Horiyoshi III is revered by tattoo enthusiasts as possibly the world's greatest horishi, or full-body tattoo artist. (Horimono are tattoos done purely for fun, while irezumi are tattoos that mark criminals.) Friendly and too cool for words, the 61-year-old loves digging his needle into people — he definitely gets under their skin while doing his beautiful works. Although Horiyoshi considers the human body as his canvas, he has published 10 books of artwork on both paper and skin. His latest collection of drawings, "36 Ghosts," arrived in bookstores this month.
Japan Times
COMMUNITY / Our Lives / WORDS TO LIVE BY
May 22, 2007
Haruko Iino
Haruko "Big Momma" Iino, an independent public relations consultant, became one of Japan's first female advertising account executives back in the 1980s. Even before working at advertising agencies Chuo Senko and Dentsu Eye, the now 63-year-old Iino had understood the potential of the luxury fashion market and ultimately created phenomenally successful advertising campaigns for Ferragamo, Loewe, Bally, Givenchy, Porsche, BMW, and the like that helped generate the all-consuming brand boom that has taken over Japan. Having retired at age 60, she continues to take on advertising projects that make a difference to both consumers and herself, not in terms of profit margin but happiness quota. She says she has already received more than her fair share of bliss with the two daughters whom she raised alone and is still close to.

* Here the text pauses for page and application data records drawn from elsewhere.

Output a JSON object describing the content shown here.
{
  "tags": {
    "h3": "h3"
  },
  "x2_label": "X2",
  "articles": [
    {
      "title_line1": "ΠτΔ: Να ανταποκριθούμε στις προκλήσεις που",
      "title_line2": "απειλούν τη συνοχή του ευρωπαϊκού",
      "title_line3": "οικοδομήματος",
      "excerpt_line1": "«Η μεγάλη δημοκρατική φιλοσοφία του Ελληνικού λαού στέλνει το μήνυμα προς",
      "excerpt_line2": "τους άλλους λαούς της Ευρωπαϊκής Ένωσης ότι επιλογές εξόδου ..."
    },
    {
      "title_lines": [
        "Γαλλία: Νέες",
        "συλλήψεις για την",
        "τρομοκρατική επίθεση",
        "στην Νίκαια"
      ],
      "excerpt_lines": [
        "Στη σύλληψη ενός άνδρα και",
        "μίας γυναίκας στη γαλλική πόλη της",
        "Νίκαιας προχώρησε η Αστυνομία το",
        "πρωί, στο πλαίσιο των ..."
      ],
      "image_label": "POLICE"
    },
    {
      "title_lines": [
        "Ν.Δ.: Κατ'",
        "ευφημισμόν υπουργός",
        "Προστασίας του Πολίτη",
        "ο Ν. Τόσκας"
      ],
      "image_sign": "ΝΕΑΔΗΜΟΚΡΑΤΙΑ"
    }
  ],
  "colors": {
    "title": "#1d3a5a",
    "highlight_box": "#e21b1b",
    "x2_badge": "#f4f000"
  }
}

Japan Times
COMMUNITY / Our Lives / WORDS TO LIVE BY
May 8, 2007
Naoki Sakai
Naoki Sakai, 60, is a designer whose revolutionary ideas have made him an industry powerhouse. After designing Nissan's Be-1, the vehicle that in the late 1980s started the round-and-cute car boom, Sakai came up with concepts for three more popular cars from Nissan — the PAO, Figaro and Rasheen — as well as the SW-1 motorbike for Suzuki and the model for Toyota's Will concept car. Not only does he work with the auto industry, he's helped develop Olympus' O-Product, the camera that made the aluminium body a world standard; mobile phones for au by KDDI; and sofas for Cassina. As CEO of the design studio Water Group, he regularly nurtures great designers and is happiest when they are ready to leave the nest.
Japan Times
COMMUNITY / Our Lives / WORDS TO LIVE BY
Apr 24, 2007
Yuji Sato
Marine, a 5-and-a-half year-old black Labrador retriever, just might be one of the world's most unexpected heroines in the fight against cancer. Marine's nose is capable of detecting 18 different types of cancer on a person's breath and has already been mechanically replicated as a sensor the size of a mobile phone to detect breast cancer. The manufacturer, Seems Inc., is hoping to have the product on the market within six months and for under 10,000 yen. Marine's supersensitive nose was discovered by her owner, Yuji Sato, 60, whose adoration for the dog opened his eyes to her incredible potential. Sato's insatiable desire to experiment, matched with Marine's love for him, have resulted in one of the more unusual, and fun-loving, research teams on earth.
Japan Times
COMMUNITY / Our Lives / WORDS TO LIVE BY
Apr 10, 2007
Takashi Yamada
Takashi Yamada, 59, is an official at Shikoku's Kagawa Products Association, a public entity with offices in Takamatsu City's beautiful Ritsurin Park. Yamada promotes the prefecture's arts and products, including its famed bonsai, udon, olives and the artwork of more than 100 local artisans. An enthusiastic baseball fan, he loves the Hanshin Tigers, Ichiro Suzuki and straight talkers who can throw him a curveball.

Longform

Historically, kabuki was considered the entertainment of the merchant and peasant classes, a far cry from how it is regarded today.
For Japan's oldest kabuki theater, the show must go on